Top Legal Issues for Real Estate Agents and Brokers
Given the amount of money at stake in real estate, legal issues become a fact of life for every realtor and agent. These pitfalls are often caused by a lack of awareness and knowledge of claims and legislations.
With proper education and research, real estate professionals can avoid most legal predicaments but still, agents should always be ready for impact.
Here’s a list of the top ten legal issues a real estate agent faces in their work:
This is by far the most common legal headache for real estate professionals. Misrepresentations usually involve features of a property being misstated or exaggerated.
For instance, a real estate agent or broker states that the structure of a building is new or the property is free from pests while none of them is correct in reality.
These misrepresentations of properties may happen by honest mistakes or with foul intentions. One way or another, the agent or the broker is liable.
To avoid this, you should make sure your information on the property is accurate. In case the word is coming from a third party, indicate the reference in the disclosure.
When something goes wrong with the transactions, one of the parties may seek legal advice. As a result, the other party becomes liable to fiduciary duties.
NAR recommends full disclosure by real estate agencies but state laws are often vague.
Educate yourself on this and promote the use of disclosure forms in your business.
FAIR HOUSING ACT
According to this rule, if you do not want to sell to a specific ethnicity or social class, you should forget about doing business. This is not a common case but when it happens, it costs real estate agents their business.
It gets more complicated because some states have more restrictions (especially to protect LGBTQ communities.)
Avoid including things like “No children” in your print and online ads. Make sure everything is documented so everyone gets the same level of treatment.
This is a law designed to protect competition in the real estate market. It is basically to avoid cases where brokers form groups or coalitions and set commission rates or fix prices in order to impact competitors.
Your office conduct should not in anyway invoke allegations that you do not wish to do business with a competitor. Your interactions with sellers should not indicate you are undermining competitors.

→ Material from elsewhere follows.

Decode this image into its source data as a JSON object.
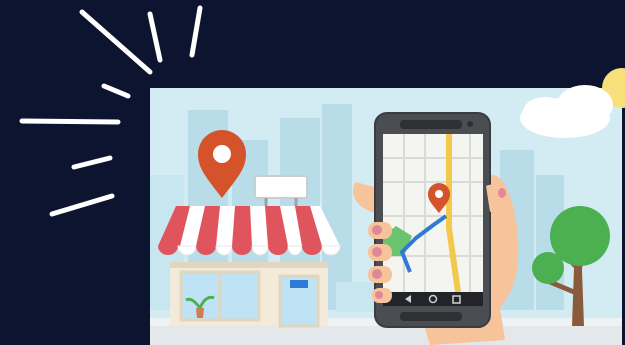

RESPA or real estate settlement procedures act has been there for a while. NAR has decided recently to modernize it.
It covers the area of kickbacks in the real estate business. To break it down, it prohibits all forms of payments for referrals. Only referral fees between two brokers are allowed.
To avoid liability, make sure you indicate any ownership of the third parties you refer your clients to and educate yourself and staff on how to avoid referral payments.
FALSE AND MISLEADING ADVERTISEMENT
Advertising online and offline is the key to survival for agents and realtors.
Ads with false information have always been a thing in marketing and that is why NAR has strict regulations on this.
These not only affect your print advertising but also recently focuses on online ads. It goes as far as monitoring email marketing and bulletins.
Make sure as a licensed realtor you do advertise truthful information.
ENVIRONMENTAL ISSUES AND HAZARDS
Real estate agents should pay attention to environmental issues of the property they are working on. Things like contaminated water, dangerous chemicals, and asbestos may end up in court.
Recommending buyers to run inspections and disclosing any issues clearly may help you prevent litigation.
AMERICANS WITH DISABILITIES ACT
Americans with Disabilities Act is a 1990 civil law that protects the disabled against discrimination.
It may affect agents and brokers in their provision of service to the disabled. For instance, you office is not featured with accessibility features such as ramps or curb breaks.
It may also affect your employees and contractors with disabilities.
The best way to avoid any claims in this category is by improving your knowledge of requirements before working with folks with disabilities.
For more information on this Act, please visit the ADA’s portal.
Given the ever-changing nature of real estate business, continuing education on legal issues is the best approach towards dealing with legal hurdles.
The bottom line is, as long as you have transparency in your transactions and everything is fully disclosed, you should be in the safe spot.